Intrigued by the results, Lorenz began creating a mathematical explanation that would show the sensitive dependence of large, complex systems like the weather. Sensitive dependence means that the development of the system depends on a wide number of factors. To simplify his findings, Lorenz coined the butterfly explanation that has since become so widely known.
The butterfly effect applies to systems beyond weather; indeed, any complicated system may be vulnerable to seemingly small factors. For example, the travel of asteroids in the solar system can be difficult to predict. This is because the paths of asteroids can be affected by many different gravitational pulls throughout the solar system, including the gravity of the sun, of planets, of moons, and even other asteroids.
In human behavior, it may be possible for small initial changes to render behavior unpredictable. For example, the loved ones of someone who has committed suicide are often left wondering what could have caused the death. They might agonize over the myriad small details they did not see, but which could have predicted the suicide. The butterfly effect might suggest that a huge range of experiences, dispositions, and genetic, physical, and emotional factors were too many to account for in the person's actions.
Since its development, a number of contradictory theories have been described in opposition to chaos theory and the butterfly effect. These argue that the large systems in question, while being immensely complex, still follow some sort of order, and therefore do not merit the descriptor "chaos." While the number of factors may be large, it is suggested, they are nevertheless quantifiable and finite.
Although the mathematical explanation that Lorenz developed might show the possible effects of a butterfly's wings on weather patterns, there is no evidence that actually proves it. Observation has shown that the effects of a butterfly's wings seems confined to a very small, localized area. Any large-scale effects seem to be dampened by the system at large.

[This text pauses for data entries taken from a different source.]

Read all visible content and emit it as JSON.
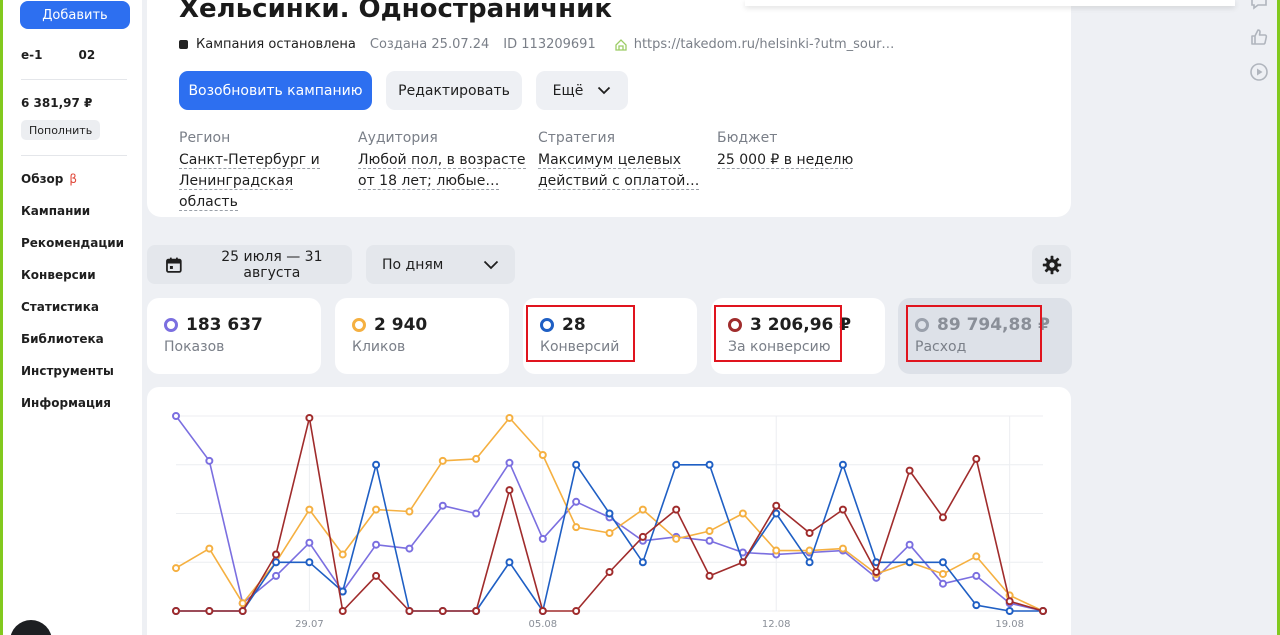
{
  "sidebar": {
    "add_label": "Добавить",
    "account_left": "e-1",
    "account_right": "02",
    "balance": "6 381,97 ₽",
    "topup_label": "Пополнить",
    "nav": [
      {
        "label": "Обзор",
        "badge": "β"
      },
      {
        "label": "Кампании"
      },
      {
        "label": "Рекомендации"
      },
      {
        "label": "Конверсии"
      },
      {
        "label": "Статистика"
      },
      {
        "label": "Библиотека"
      },
      {
        "label": "Инструменты"
      },
      {
        "label": "Информация"
      }
    ]
  },
  "campaign": {
    "title": "Хельсинки. Одностраничник",
    "status": "Кампания остановлена",
    "created": "Создана 25.07.24",
    "id": "ID 113209691",
    "url": "https://takedom.ru/helsinki-?utm_sour…",
    "resume_label": "Возобновить кампанию",
    "edit_label": "Редактировать",
    "more_label": "Ещё",
    "params": [
      {
        "label": "Регион",
        "value_1": "Санкт-Петербург и",
        "value_2": "Ленинградская область"
      },
      {
        "label": "Аудитория",
        "value_1": "Любой пол, в возрасте",
        "value_2": "от 18 лет; любые…"
      },
      {
        "label": "Стратегия",
        "value_1": "Максимум целевых",
        "value_2": "действий с оплатой…"
      },
      {
        "label": "Бюджет",
        "value_1": "25 000 ₽ в неделю",
        "value_2": ""
      }
    ]
  },
  "controls": {
    "date_range": "25 июля — 31 августа",
    "grouping": "По дням"
  },
  "metrics": [
    {
      "value": "183 637",
      "label": "Показов",
      "color": "#7b6fe0"
    },
    {
      "value": "2 940",
      "label": "Кликов",
      "color": "#f5b041"
    },
    {
      "value": "28",
      "label": "Конверсий",
      "color": "#1f5fc4"
    },
    {
      "value": "3 206,96 ₽",
      "label": "За конверсию",
      "color": "#a02c2c"
    },
    {
      "value": "89 794,88 ₽",
      "label": "Расход",
      "color": "#9aa0ab"
    }
  ],
  "colors": {
    "accent": "#2d6ff0",
    "highlight": "#e0141e",
    "impressions": "#7b6fe0",
    "clicks": "#f5b041",
    "conversions": "#1f5fc4",
    "cost_per_conversion": "#a02c2c"
  },
  "chart_data": {
    "type": "line",
    "x_ticks": [
      "29.07",
      "05.08",
      "12.08",
      "19.08"
    ],
    "x_tick_index": [
      4,
      11,
      18,
      25
    ],
    "ylim": [
      0,
      100
    ],
    "grid": true,
    "series": [
      {
        "name": "Показов",
        "color": "#7b6fe0",
        "values": [
          100,
          77,
          4,
          18,
          35,
          10,
          34,
          32,
          54,
          50,
          76,
          37,
          56,
          48,
          36,
          38,
          36,
          30,
          29,
          30,
          31,
          17,
          34,
          14,
          18,
          4,
          0
        ]
      },
      {
        "name": "Кликов",
        "color": "#f5b041",
        "values": [
          22,
          32,
          4,
          25,
          52,
          29,
          52,
          51,
          77,
          78,
          99,
          80,
          43,
          40,
          52,
          37,
          41,
          50,
          31,
          31,
          32,
          19,
          25,
          19,
          28,
          8,
          0
        ]
      },
      {
        "name": "Конверсий",
        "color": "#1f5fc4",
        "values": [
          0,
          0,
          0,
          25,
          25,
          10,
          75,
          0,
          0,
          0,
          25,
          0,
          75,
          50,
          25,
          75,
          75,
          25,
          50,
          25,
          75,
          25,
          25,
          25,
          3,
          0,
          0
        ]
      },
      {
        "name": "За конверсию",
        "color": "#a02c2c",
        "values": [
          0,
          0,
          0,
          29,
          99,
          0,
          18,
          0,
          0,
          0,
          62,
          0,
          0,
          20,
          38,
          52,
          18,
          25,
          54,
          40,
          52,
          20,
          72,
          48,
          78,
          5,
          0
        ]
      }
    ]
  },
  "rail": {
    "icons": [
      "comment-icon",
      "thumbs-up-icon",
      "play-icon"
    ]
  }
}
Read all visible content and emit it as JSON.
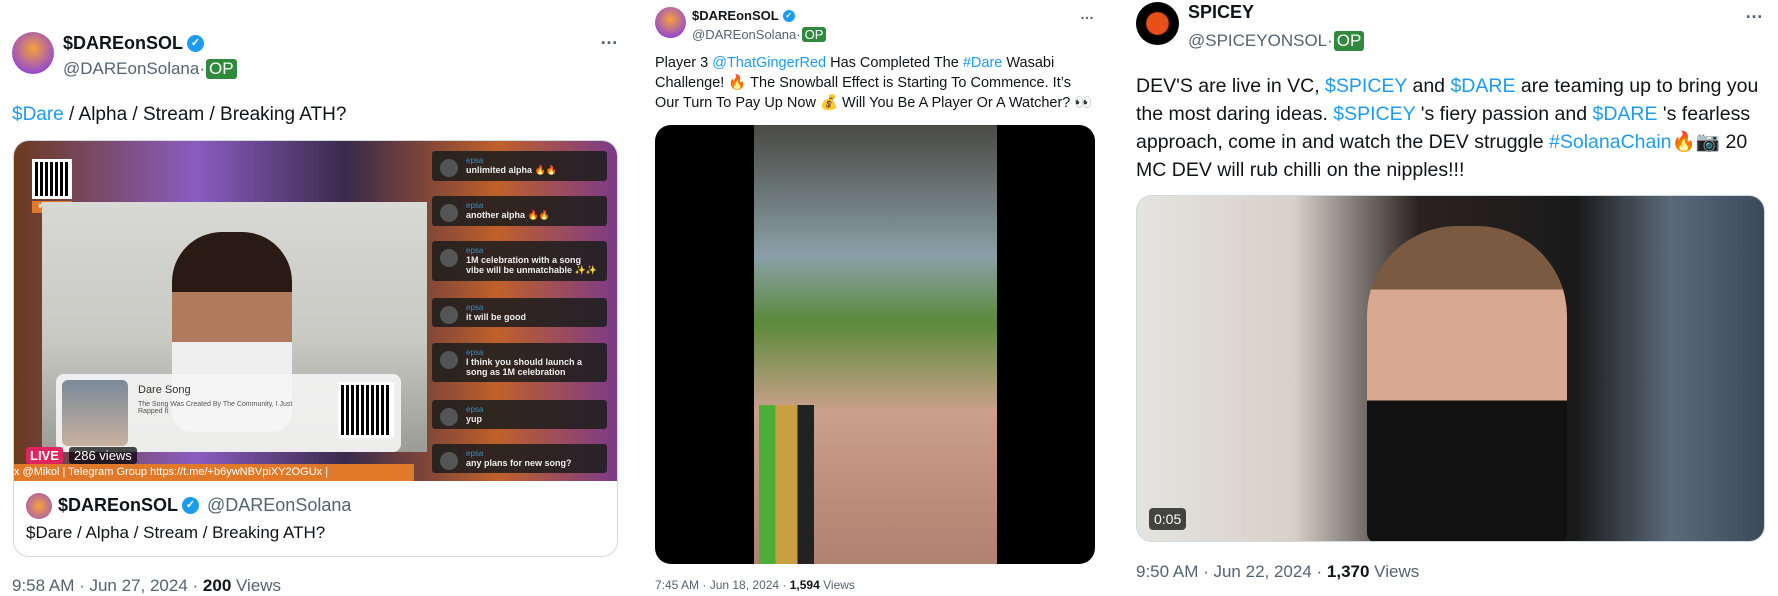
{
  "tweets": [
    {
      "name": "$DAREonSOL",
      "handle": "@DAREonSolana·",
      "op_badge": "OP",
      "text_parts": [
        "$Dare",
        " / Alpha / Stream / Breaking ATH?"
      ],
      "media": {
        "live_badge": "LIVE",
        "views_overlay": "286 views",
        "ticker": "x @Mikol | Telegram Group https://t.me/+b6ywNBVpiXY2OGUx |",
        "website_label": "WEBSITE",
        "song_title": "Dare Song",
        "song_desc": "The Song Was Created By The Community, I Just Rapped It",
        "chat": [
          {
            "user": "epsa",
            "msg": "unlimited alpha 🔥🔥"
          },
          {
            "user": "epsa",
            "msg": "another alpha 🔥🔥"
          },
          {
            "user": "epsa",
            "msg": "1M celebration with a song vibe will be unmatchable ✨✨"
          },
          {
            "user": "epsa",
            "msg": "it will be good"
          },
          {
            "user": "epsa",
            "msg": "I think you should launch a song as 1M celebration"
          },
          {
            "user": "epsa",
            "msg": "yup"
          },
          {
            "user": "epsa",
            "msg": "any plans for new song?"
          }
        ]
      },
      "quote": {
        "name": "$DAREonSOL",
        "handle": "@DAREonSolana",
        "text": "$Dare / Alpha / Stream / Breaking ATH?"
      },
      "time": "9:58 AM · Jun 27, 2024 · ",
      "views": "200",
      "views_label": " Views"
    },
    {
      "name": "$DAREonSOL",
      "handle": "@DAREonSolana·",
      "op_badge": "OP",
      "text_parts": [
        "Player 3 ",
        "@ThatGingerRed",
        " Has Completed The ",
        "#Dare",
        " Wasabi Challenge! 🔥 The Snowball Effect is Starting To Commence. It’s Our Turn To Pay Up Now 💰 Will You Be A Player Or A Watcher? 👀"
      ],
      "time": "7:45 AM · Jun 18, 2024 · ",
      "views": "1,594",
      "views_label": " Views"
    },
    {
      "name": "SPICEY",
      "handle": "@SPICEYONSOL·",
      "op_badge": "OP",
      "text_parts": [
        "DEV'S are live in VC, ",
        "$SPICEY",
        " and ",
        "$DARE",
        " are teaming up to bring you the most daring ideas.  ",
        "$SPICEY",
        " 's fiery passion and ",
        "$DARE",
        " 's fearless approach, come in and watch the DEV struggle ",
        "#SolanaChain",
        "🔥📷 20 MC DEV will rub chilli on the nipples!!!"
      ],
      "video_duration": "0:05",
      "time": "9:50 AM · Jun 22, 2024 · ",
      "views": "1,370",
      "views_label": " Views"
    }
  ],
  "more_icon": "…",
  "colors": {
    "link": "#1d9bf0",
    "op_badge": "#2f8a3b",
    "live": "#e0245e",
    "ticker": "#e07a2a"
  }
}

The concept of small variations producing widespread effects actually predates chaos theory. Writers like Ray Bradbury were particularly interested in the repercussions that might occur if a person traveled back in time and changed one small, insignificant detail. This concept has been the basis of numerous films and stories.